◆ **Your objective**
Your reply should be the complete data, reproduced exactly.

*** Begin section ***

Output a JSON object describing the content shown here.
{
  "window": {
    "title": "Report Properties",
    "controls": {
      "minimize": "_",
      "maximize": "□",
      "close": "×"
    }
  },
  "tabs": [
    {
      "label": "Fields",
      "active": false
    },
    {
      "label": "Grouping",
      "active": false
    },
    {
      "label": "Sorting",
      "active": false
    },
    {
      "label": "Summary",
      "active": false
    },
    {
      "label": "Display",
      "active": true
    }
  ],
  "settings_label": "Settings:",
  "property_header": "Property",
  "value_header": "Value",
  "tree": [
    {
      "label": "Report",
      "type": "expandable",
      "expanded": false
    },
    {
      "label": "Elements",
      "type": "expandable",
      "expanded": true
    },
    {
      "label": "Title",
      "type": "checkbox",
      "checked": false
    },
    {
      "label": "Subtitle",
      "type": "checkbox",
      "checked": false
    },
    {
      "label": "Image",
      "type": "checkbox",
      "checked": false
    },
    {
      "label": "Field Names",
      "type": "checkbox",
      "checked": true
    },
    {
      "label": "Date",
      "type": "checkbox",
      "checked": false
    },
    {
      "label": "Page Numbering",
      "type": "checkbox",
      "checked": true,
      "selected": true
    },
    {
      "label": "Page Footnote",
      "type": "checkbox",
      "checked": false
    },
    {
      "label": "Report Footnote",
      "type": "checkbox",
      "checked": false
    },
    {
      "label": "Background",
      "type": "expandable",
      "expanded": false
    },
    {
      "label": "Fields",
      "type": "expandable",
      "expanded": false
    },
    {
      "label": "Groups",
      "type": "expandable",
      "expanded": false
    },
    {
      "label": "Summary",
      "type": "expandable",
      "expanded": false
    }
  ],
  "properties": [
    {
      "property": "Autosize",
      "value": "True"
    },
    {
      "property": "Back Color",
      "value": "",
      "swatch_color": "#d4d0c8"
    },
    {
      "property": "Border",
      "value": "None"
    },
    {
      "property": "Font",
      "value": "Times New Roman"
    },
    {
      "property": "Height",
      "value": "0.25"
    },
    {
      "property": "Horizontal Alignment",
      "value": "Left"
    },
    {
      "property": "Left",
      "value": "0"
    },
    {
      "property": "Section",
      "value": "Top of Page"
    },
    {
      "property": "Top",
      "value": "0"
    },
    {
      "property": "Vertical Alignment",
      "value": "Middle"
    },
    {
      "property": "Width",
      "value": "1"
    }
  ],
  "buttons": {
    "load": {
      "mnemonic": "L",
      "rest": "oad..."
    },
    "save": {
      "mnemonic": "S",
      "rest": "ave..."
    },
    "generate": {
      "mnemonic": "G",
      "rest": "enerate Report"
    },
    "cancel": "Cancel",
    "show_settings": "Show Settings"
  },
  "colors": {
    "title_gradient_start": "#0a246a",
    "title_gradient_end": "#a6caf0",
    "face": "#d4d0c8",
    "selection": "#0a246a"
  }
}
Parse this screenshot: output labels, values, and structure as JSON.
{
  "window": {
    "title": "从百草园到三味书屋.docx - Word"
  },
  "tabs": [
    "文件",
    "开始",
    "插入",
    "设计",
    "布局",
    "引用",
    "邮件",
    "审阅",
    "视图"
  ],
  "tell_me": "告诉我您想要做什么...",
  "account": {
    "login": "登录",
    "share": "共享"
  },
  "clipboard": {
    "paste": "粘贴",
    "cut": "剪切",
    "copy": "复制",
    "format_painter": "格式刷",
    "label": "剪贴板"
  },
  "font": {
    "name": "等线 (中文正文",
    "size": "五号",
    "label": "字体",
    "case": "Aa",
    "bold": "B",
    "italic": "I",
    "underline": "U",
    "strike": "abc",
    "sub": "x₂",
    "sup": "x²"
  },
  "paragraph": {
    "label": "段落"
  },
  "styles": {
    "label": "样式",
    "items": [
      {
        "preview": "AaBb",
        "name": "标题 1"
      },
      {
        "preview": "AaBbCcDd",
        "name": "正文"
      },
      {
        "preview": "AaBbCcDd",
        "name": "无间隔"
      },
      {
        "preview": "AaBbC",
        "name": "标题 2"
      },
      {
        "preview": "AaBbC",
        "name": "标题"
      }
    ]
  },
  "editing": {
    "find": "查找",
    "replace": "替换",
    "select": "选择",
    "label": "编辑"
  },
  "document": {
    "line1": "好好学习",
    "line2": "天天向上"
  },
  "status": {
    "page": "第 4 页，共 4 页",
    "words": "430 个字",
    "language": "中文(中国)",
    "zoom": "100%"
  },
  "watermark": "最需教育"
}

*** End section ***

◆ **Response to this exercise**
Output a JSON object describing the content shown here.
{
  "window": {
    "title": "Report Properties",
    "controls": {
      "minimize": "_",
      "maximize": "□",
      "close": "×"
    }
  },
  "tabs": [
    {
      "label": "Fields",
      "active": false
    },
    {
      "label": "Grouping",
      "active": false
    },
    {
      "label": "Sorting",
      "active": false
    },
    {
      "label": "Summary",
      "active": false
    },
    {
      "label": "Display",
      "active": true
    }
  ],
  "settings_label": "Settings:",
  "property_header": "Property",
  "value_header": "Value",
  "tree": [
    {
      "label": "Report",
      "type": "expandable",
      "expanded": false
    },
    {
      "label": "Elements",
      "type": "expandable",
      "expanded": true
    },
    {
      "label": "Title",
      "type": "checkbox",
      "checked": false
    },
    {
      "label": "Subtitle",
      "type": "checkbox",
      "checked": false
    },
    {
      "label": "Image",
      "type": "checkbox",
      "checked": false
    },
    {
      "label": "Field Names",
      "type": "checkbox",
      "checked": true
    },
    {
      "label": "Date",
      "type": "checkbox",
      "checked": false
    },
    {
      "label": "Page Numbering",
      "type": "checkbox",
      "checked": true,
      "selected": true
    },
    {
      "label": "Page Footnote",
      "type": "checkbox",
      "checked": false
    },
    {
      "label": "Report Footnote",
      "type": "checkbox",
      "checked": false
    },
    {
      "label": "Background",
      "type": "expandable",
      "expanded": false
    },
    {
      "label": "Fields",
      "type": "expandable",
      "expanded": false
    },
    {
      "label": "Groups",
      "type": "expandable",
      "expanded": false
    },
    {
      "label": "Summary",
      "type": "expandable",
      "expanded": false
    }
  ],
  "properties": [
    {
      "property": "Autosize",
      "value": "True"
    },
    {
      "property": "Back Color",
      "value": "",
      "swatch_color": "#d4d0c8"
    },
    {
      "property": "Border",
      "value": "None"
    },
    {
      "property": "Font",
      "value": "Times New Roman"
    },
    {
      "property": "Height",
      "value": "0.25"
    },
    {
      "property": "Horizontal Alignment",
      "value": "Left"
    },
    {
      "property": "Left",
      "value": "0"
    },
    {
      "property": "Section",
      "value": "Top of Page"
    },
    {
      "property": "Top",
      "value": "0"
    },
    {
      "property": "Vertical Alignment",
      "value": "Middle"
    },
    {
      "property": "Width",
      "value": "1"
    }
  ],
  "buttons": {
    "load": {
      "mnemonic": "L",
      "rest": "oad..."
    },
    "save": {
      "mnemonic": "S",
      "rest": "ave..."
    },
    "generate": {
      "mnemonic": "G",
      "rest": "enerate Report"
    },
    "cancel": "Cancel",
    "show_settings": "Show Settings"
  },
  "colors": {
    "title_gradient_start": "#0a246a",
    "title_gradient_end": "#a6caf0",
    "face": "#d4d0c8",
    "selection": "#0a246a"
  }
}
Parse this screenshot: output labels, values, and structure as JSON.
{
  "window": {
    "title": "从百草园到三味书屋.docx - Word"
  },
  "tabs": [
    "文件",
    "开始",
    "插入",
    "设计",
    "布局",
    "引用",
    "邮件",
    "审阅",
    "视图"
  ],
  "tell_me": "告诉我您想要做什么...",
  "account": {
    "login": "登录",
    "share": "共享"
  },
  "clipboard": {
    "paste": "粘贴",
    "cut": "剪切",
    "copy": "复制",
    "format_painter": "格式刷",
    "label": "剪贴板"
  },
  "font": {
    "name": "等线 (中文正文",
    "size": "五号",
    "label": "字体",
    "case": "Aa",
    "bold": "B",
    "italic": "I",
    "underline": "U",
    "strike": "abc",
    "sub": "x₂",
    "sup": "x²"
  },
  "paragraph": {
    "label": "段落"
  },
  "styles": {
    "label": "样式",
    "items": [
      {
        "preview": "AaBb",
        "name": "标题 1"
      },
      {
        "preview": "AaBbCcDd",
        "name": "正文"
      },
      {
        "preview": "AaBbCcDd",
        "name": "无间隔"
      },
      {
        "preview": "AaBbC",
        "name": "标题 2"
      },
      {
        "preview": "AaBbC",
        "name": "标题"
      }
    ]
  },
  "editing": {
    "find": "查找",
    "replace": "替换",
    "select": "选择",
    "label": "编辑"
  },
  "document": {
    "line1": "好好学习",
    "line2": "天天向上"
  },
  "status": {
    "page": "第 4 页，共 4 页",
    "words": "430 个字",
    "language": "中文(中国)",
    "zoom": "100%"
  },
  "watermark": "最需教育"
}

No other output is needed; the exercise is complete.